=== Begin Enclosure ===

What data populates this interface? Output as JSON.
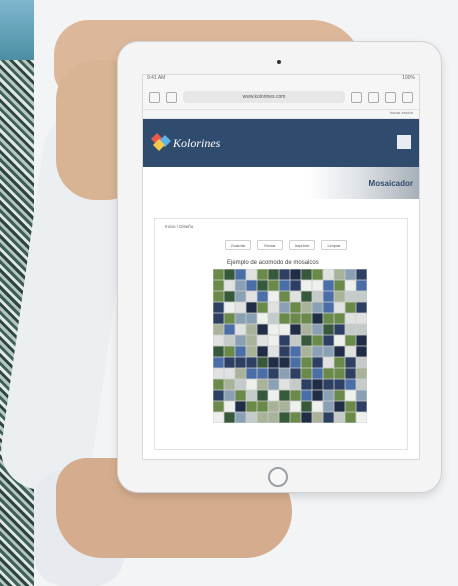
{
  "scene": {
    "colors": {
      "skin": "#d8b394",
      "sleeve": "#eceff2",
      "tablet": "#f4f4f4",
      "header": "#2f4b6e"
    }
  },
  "browser": {
    "address": "www.kolorines.com",
    "status_left": "9:41 AM",
    "status_right": "100%",
    "subbar_text": "Iniciar sesión"
  },
  "site": {
    "logo_text": "Kolorines",
    "banner_title": "Mosaicador",
    "breadcrumb": "Inicio / Diseño",
    "buttons": [
      "Guardar",
      "Enviar",
      "Imprimir",
      "Limpiar"
    ],
    "caption": "Ejemplo de acomodo de mosaicos",
    "mosaic_palette": [
      "#2d3f63",
      "#4a6fa8",
      "#dfe2e0",
      "#c5cbc8",
      "#6a8a4a",
      "#35593a",
      "#8aa0b4",
      "#a8b39a",
      "#1f2d47",
      "#eef0ee"
    ]
  }
}
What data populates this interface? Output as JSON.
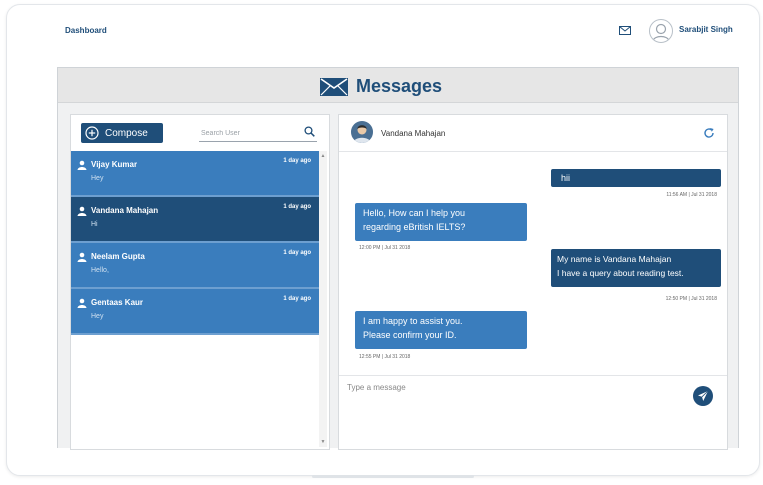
{
  "topbar": {
    "dashboard_label": "Dashboard",
    "user_name": "Sarabjit Singh"
  },
  "page": {
    "title": "Messages"
  },
  "sidebar": {
    "compose_label": "Compose",
    "search_placeholder": "Search User",
    "contacts": [
      {
        "name": "Vijay Kumar",
        "preview": "Hey",
        "time": "1 day ago",
        "active": false
      },
      {
        "name": "Vandana Mahajan",
        "preview": "Hi",
        "time": "1 day ago",
        "active": true
      },
      {
        "name": "Neelam Gupta",
        "preview": "Hello,",
        "time": "1 day ago",
        "active": false
      },
      {
        "name": "Gentaas Kaur",
        "preview": "Hey",
        "time": "1 day ago",
        "active": false
      }
    ]
  },
  "chat": {
    "contact_name": "Vandana Mahajan",
    "messages": [
      {
        "direction": "out",
        "lines": [
          "hii"
        ],
        "time": "11:56 AM | Jul 31 2018"
      },
      {
        "direction": "in",
        "lines": [
          "Hello, How can I help you",
          "regarding eBritish IELTS?"
        ],
        "time": "12:00 PM | Jul 31 2018"
      },
      {
        "direction": "out",
        "lines": [
          "My name is Vandana Mahajan",
          "I have a query about reading test."
        ],
        "time": "12:50 PM | Jul 31 2018"
      },
      {
        "direction": "in",
        "lines": [
          "I am happy to assist you.",
          "Please confirm your ID."
        ],
        "time": "12:55 PM | Jul 31 2018"
      }
    ],
    "input_placeholder": "Type a message"
  },
  "colors": {
    "primary": "#1f4e79",
    "secondary": "#3a7dbd",
    "frame": "#f0f1f2"
  },
  "icons": {
    "mail": "mail-icon",
    "compose": "plus-circle-icon",
    "search": "search-icon",
    "refresh": "refresh-icon",
    "send": "send-icon",
    "person": "person-icon"
  }
}
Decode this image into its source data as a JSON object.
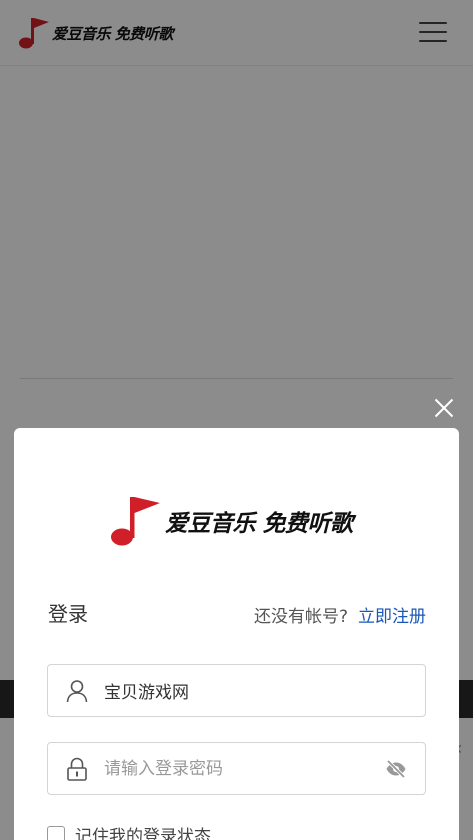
{
  "header": {
    "logo_text": "爱豆音乐 免费听歌"
  },
  "modal": {
    "logo_text": "爱豆音乐 免费听歌",
    "login_title": "登录",
    "register_prompt": "还没有帐号?",
    "register_link": "立即注册",
    "username_value": "宝贝游戏网",
    "password_placeholder": "请输入登录密码",
    "remember_label": "记住我的登录状态"
  },
  "colors": {
    "brand_red": "#d01f28",
    "link_blue": "#1a57b8"
  }
}
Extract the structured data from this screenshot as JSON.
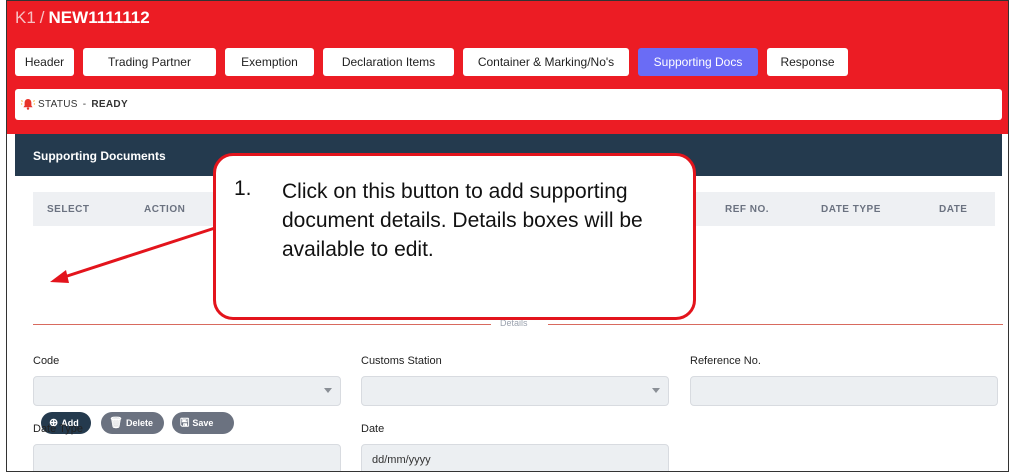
{
  "breadcrumb": {
    "prefix": "K1",
    "separator": "/",
    "doc_no": "NEW1111112"
  },
  "tabs": [
    {
      "label": "Header",
      "active": false
    },
    {
      "label": "Trading Partner",
      "active": false
    },
    {
      "label": "Exemption",
      "active": false
    },
    {
      "label": "Declaration Items",
      "active": false
    },
    {
      "label": "Container & Marking/No's",
      "active": false
    },
    {
      "label": "Supporting Docs",
      "active": true
    },
    {
      "label": "Response",
      "active": false
    }
  ],
  "status": {
    "label": "STATUS",
    "dash": "-",
    "value": "READY",
    "icon": "bell-icon"
  },
  "section": {
    "title": "Supporting Documents"
  },
  "table": {
    "columns": [
      "SELECT",
      "ACTION",
      "REF NO.",
      "DATE TYPE",
      "DATE"
    ]
  },
  "buttons": {
    "add": "Add",
    "delete": "Delete",
    "save": "Save"
  },
  "details": {
    "divider_label": "Details"
  },
  "form": {
    "code": {
      "label": "Code",
      "value": ""
    },
    "customs_station": {
      "label": "Customs Station",
      "value": ""
    },
    "reference_no": {
      "label": "Reference No.",
      "value": ""
    },
    "date_type": {
      "label": "Date Type",
      "value": ""
    },
    "date": {
      "label": "Date",
      "placeholder": "dd/mm/yyyy"
    }
  },
  "callout": {
    "number": "1.",
    "text": "Click on this button to add supporting document details. Details boxes will be available to edit."
  },
  "colors": {
    "topbar": "#ec1c24",
    "active_tab": "#6a6cf5",
    "card_header": "#243a4e",
    "callout_border": "#e3141c"
  }
}
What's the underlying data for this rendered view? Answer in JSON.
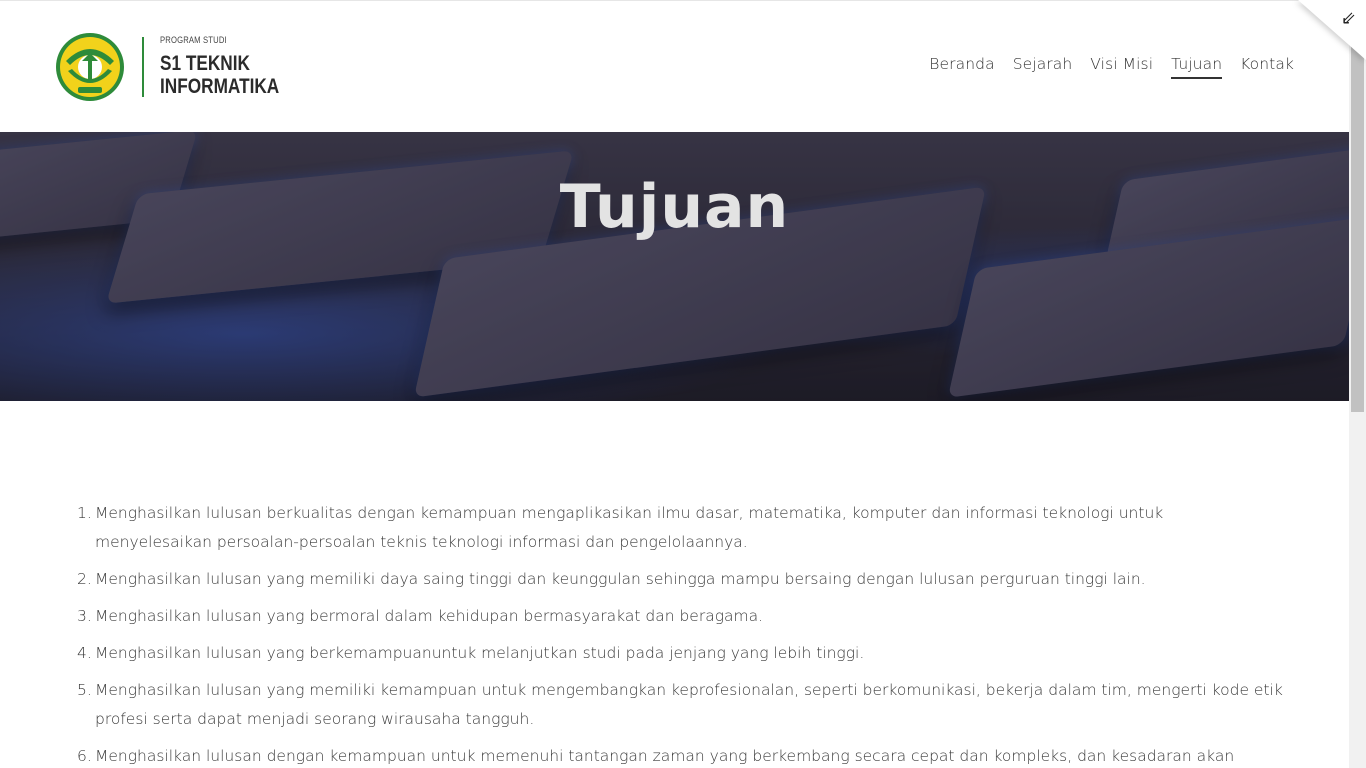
{
  "brand": {
    "small": "PROGRAM STUDI",
    "line1": "S1 TEKNIK",
    "line2": "INFORMATIKA",
    "logo_icon": "university-emblem-icon"
  },
  "nav": {
    "items": [
      {
        "label": "Beranda"
      },
      {
        "label": "Sejarah"
      },
      {
        "label": "Visi Misi"
      },
      {
        "label": "Tujuan",
        "active": true
      },
      {
        "label": "Kontak"
      }
    ]
  },
  "corner": {
    "icon": "exit-fullscreen-icon",
    "glyph": "⇙"
  },
  "hero": {
    "title": "Tujuan"
  },
  "goals": [
    {
      "num": "1.",
      "text": "Menghasilkan lulusan berkualitas dengan kemampuan mengaplikasikan ilmu dasar, matematika, komputer dan informasi teknologi untuk menyelesaikan persoalan-persoalan teknis teknologi informasi dan pengelolaannya."
    },
    {
      "num": "2.",
      "text": "Menghasilkan lulusan yang memiliki daya saing tinggi dan keunggulan sehingga mampu bersaing dengan lulusan perguruan tinggi lain."
    },
    {
      "num": "3.",
      "text": "Menghasilkan lulusan yang bermoral dalam kehidupan bermasyarakat dan beragama."
    },
    {
      "num": "4.",
      "text": "Menghasilkan lulusan yang berkemampuanuntuk melanjutkan studi pada jenjang yang lebih tinggi."
    },
    {
      "num": "5.",
      "text": "Menghasilkan lulusan yang memiliki kemampuan untuk mengembangkan keprofesionalan, seperti berkomunikasi, bekerja dalam tim, mengerti kode etik profesi serta dapat menjadi seorang wirausaha tangguh."
    },
    {
      "num": "6.",
      "text": "Menghasilkan lulusan dengan kemampuan untuk memenuhi tantangan zaman yang berkembang secara cepat dan kompleks, dan kesadaran akan"
    }
  ],
  "colors": {
    "accent_green": "#2e8b3a",
    "logo_yellow": "#f2d21b",
    "text": "#333333"
  }
}
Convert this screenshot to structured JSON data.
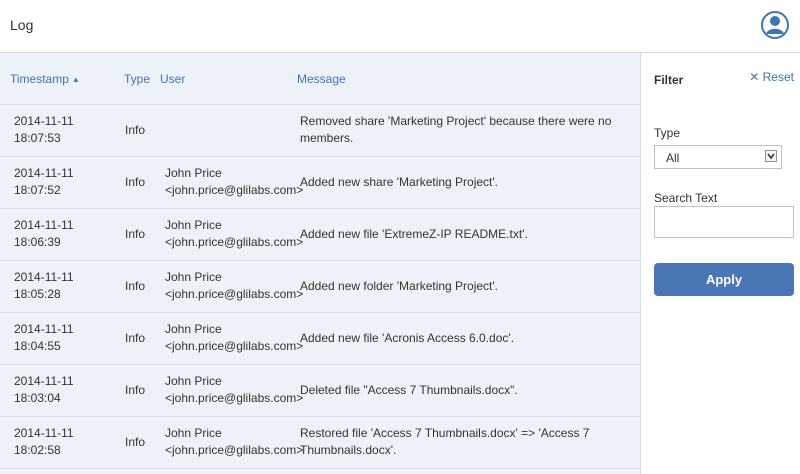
{
  "header": {
    "title": "Log",
    "user_icon": "user-avatar-icon"
  },
  "table": {
    "columns": {
      "timestamp": "Timestamp",
      "type": "Type",
      "user": "User",
      "message": "Message"
    },
    "sort_indicator": "▲",
    "rows": [
      {
        "date": "2014-11-11",
        "time": "18:07:53",
        "type": "Info",
        "user_name": "",
        "user_email": "",
        "msg1": "Removed share 'Marketing Project' because there were no",
        "msg2": "members."
      },
      {
        "date": "2014-11-11",
        "time": "18:07:52",
        "type": "Info",
        "user_name": "John Price",
        "user_email": "<john.price@glilabs.com>",
        "msg1": "Added new share 'Marketing Project'.",
        "msg2": ""
      },
      {
        "date": "2014-11-11",
        "time": "18:06:39",
        "type": "Info",
        "user_name": "John Price",
        "user_email": "<john.price@glilabs.com>",
        "msg1": "Added new file 'ExtremeZ-IP README.txt'.",
        "msg2": ""
      },
      {
        "date": "2014-11-11",
        "time": "18:05:28",
        "type": "Info",
        "user_name": "John Price",
        "user_email": "<john.price@glilabs.com>",
        "msg1": "Added new folder 'Marketing Project'.",
        "msg2": ""
      },
      {
        "date": "2014-11-11",
        "time": "18:04:55",
        "type": "Info",
        "user_name": "John Price",
        "user_email": "<john.price@glilabs.com>",
        "msg1": "Added new file 'Acronis Access 6.0.doc'.",
        "msg2": ""
      },
      {
        "date": "2014-11-11",
        "time": "18:03:04",
        "type": "Info",
        "user_name": "John Price",
        "user_email": "<john.price@glilabs.com>",
        "msg1": "Deleted file \"Access 7 Thumbnails.docx\".",
        "msg2": ""
      },
      {
        "date": "2014-11-11",
        "time": "18:02:58",
        "type": "Info",
        "user_name": "John Price",
        "user_email": "<john.price@glilabs.com>",
        "msg1": "Restored file 'Access 7 Thumbnails.docx' => 'Access 7",
        "msg2": "Thumbnails.docx'."
      }
    ]
  },
  "filter": {
    "title": "Filter",
    "reset_label": "Reset",
    "type_label": "Type",
    "type_value": "All",
    "search_label": "Search Text",
    "search_value": "",
    "apply_label": "Apply"
  },
  "colors": {
    "accent": "#4a76b5",
    "link": "#3f74b4",
    "table_bg": "#edf2f8"
  }
}
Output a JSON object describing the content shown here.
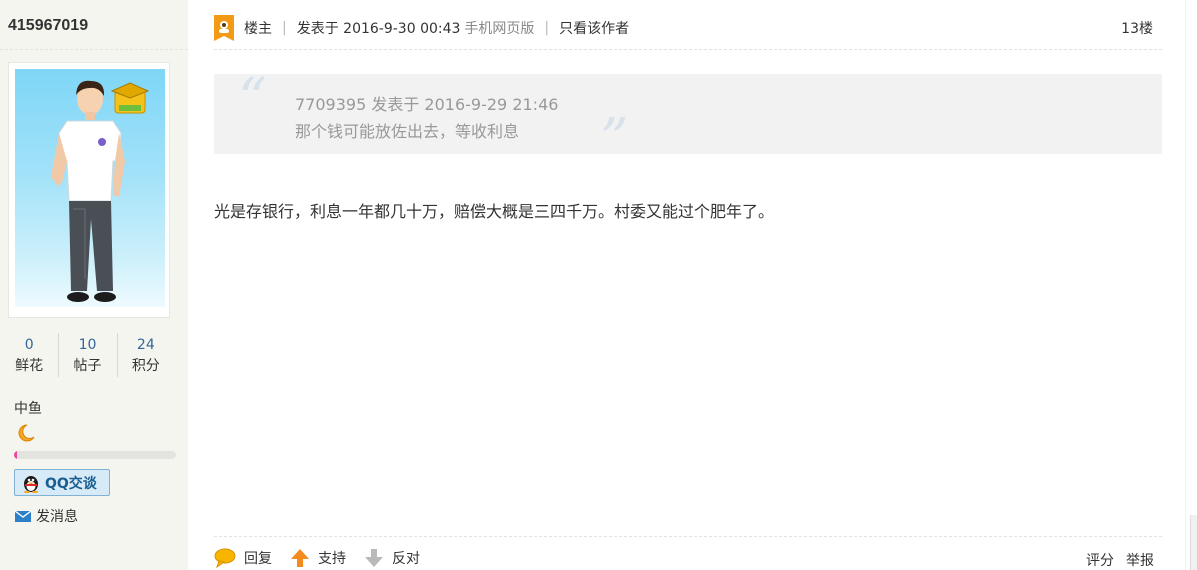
{
  "user": {
    "username": "415967019",
    "stats": [
      {
        "value": "0",
        "label": "鲜花"
      },
      {
        "value": "10",
        "label": "帖子"
      },
      {
        "value": "24",
        "label": "积分"
      }
    ],
    "level": "中鱼",
    "level_progress": 0.02,
    "qq_button": "QQ交谈",
    "message_link": "发消息"
  },
  "post": {
    "owner_label": "楼主",
    "posted_at": "发表于 2016-9-30 00:43",
    "mobile_version": "手机网页版",
    "only_author": "只看该作者",
    "floor": "13楼",
    "quote": {
      "meta": "7709395 发表于 2016-9-29 21:46",
      "text": "那个钱可能放佐出去，等收利息"
    },
    "body": "光是存银行，利息一年都几十万，赔偿大概是三四千万。村委又能过个肥年了。"
  },
  "footer": {
    "reply": "回复",
    "support": "支持",
    "oppose": "反对",
    "rate": "评分",
    "report": "举报"
  },
  "colors": {
    "level_bar": "#ee4a9b",
    "link_blue": "#336699",
    "quote_bg": "#f2f2f2"
  }
}
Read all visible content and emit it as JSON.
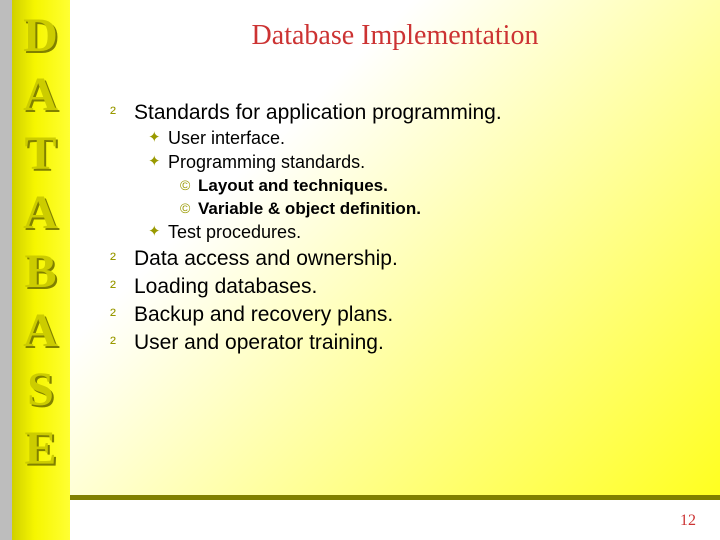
{
  "sidebar": {
    "letters": [
      "D",
      "A",
      "T",
      "A",
      "B",
      "A",
      "S",
      "E"
    ]
  },
  "slide": {
    "title": "Database Implementation",
    "page_number": "12",
    "bullets": [
      {
        "text": "Standards for application programming.",
        "children": [
          {
            "text": "User interface."
          },
          {
            "text": "Programming standards.",
            "children": [
              {
                "text": "Layout and techniques."
              },
              {
                "text": "Variable & object  definition."
              }
            ]
          },
          {
            "text": "Test procedures."
          }
        ]
      },
      {
        "text": "Data access and ownership."
      },
      {
        "text": "Loading databases."
      },
      {
        "text": "Backup and recovery plans."
      },
      {
        "text": "User and operator training."
      }
    ]
  },
  "glyphs": {
    "l1": "²",
    "l2": "✦",
    "l3": "©"
  }
}
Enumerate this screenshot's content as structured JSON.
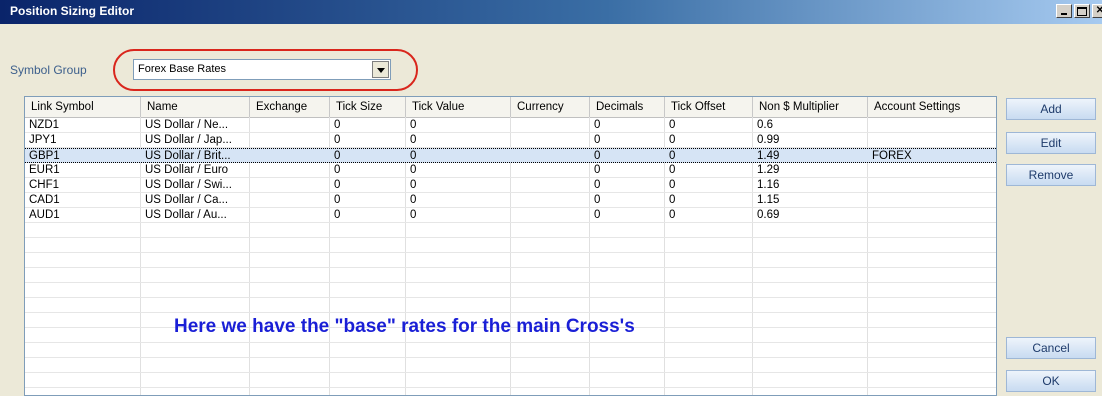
{
  "window": {
    "title": "Position Sizing Editor"
  },
  "symbol_group": {
    "label": "Symbol Group",
    "value": "Forex Base Rates"
  },
  "table": {
    "columns": [
      "Link Symbol",
      "Name",
      "Exchange",
      "Tick Size",
      "Tick Value",
      "Currency",
      "Decimals",
      "Tick Offset",
      "Non $ Multiplier",
      "Account Settings"
    ],
    "rows": [
      [
        "NZD1",
        "US Dollar / Ne...",
        "",
        "0",
        "0",
        "",
        "0",
        "0",
        "0.6",
        ""
      ],
      [
        "JPY1",
        "US Dollar / Jap...",
        "",
        "0",
        "0",
        "",
        "0",
        "0",
        "0.99",
        ""
      ],
      [
        "GBP1",
        "US Dollar / Brit...",
        "",
        "0",
        "0",
        "",
        "0",
        "0",
        "1.49",
        "FOREX"
      ],
      [
        "EUR1",
        "US Dollar / Euro",
        "",
        "0",
        "0",
        "",
        "0",
        "0",
        "1.29",
        ""
      ],
      [
        "CHF1",
        "US Dollar / Swi...",
        "",
        "0",
        "0",
        "",
        "0",
        "0",
        "1.16",
        ""
      ],
      [
        "CAD1",
        "US Dollar / Ca...",
        "",
        "0",
        "0",
        "",
        "0",
        "0",
        "1.15",
        ""
      ],
      [
        "AUD1",
        "US Dollar / Au...",
        "",
        "0",
        "0",
        "",
        "0",
        "0",
        "0.69",
        ""
      ]
    ],
    "selected_row": 2
  },
  "annotation": "Here we have the \"base\" rates for the main Cross's",
  "buttons": {
    "add": "Add",
    "edit": "Edit",
    "remove": "Remove",
    "cancel": "Cancel",
    "ok": "OK"
  },
  "colors": {
    "highlight": "#d9261c",
    "annotation": "#1a1fd6",
    "title_bar": "#0a246a"
  }
}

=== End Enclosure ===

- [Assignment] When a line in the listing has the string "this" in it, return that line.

- [Task result]
What data populates this interface? Output as JSON.
What data populates this interface? Output as JSON.
Decode this image into its source data as a JSON object.
Extract the structured data from this screenshot as JSON.
    "text": "Click on this button to add supporting document details. Details boxes will be available to edit."
What's the underlying data for this rendered view? Answer in JSON.
Convert this screenshot to structured JSON data.
Enumerate this screenshot's content as structured JSON.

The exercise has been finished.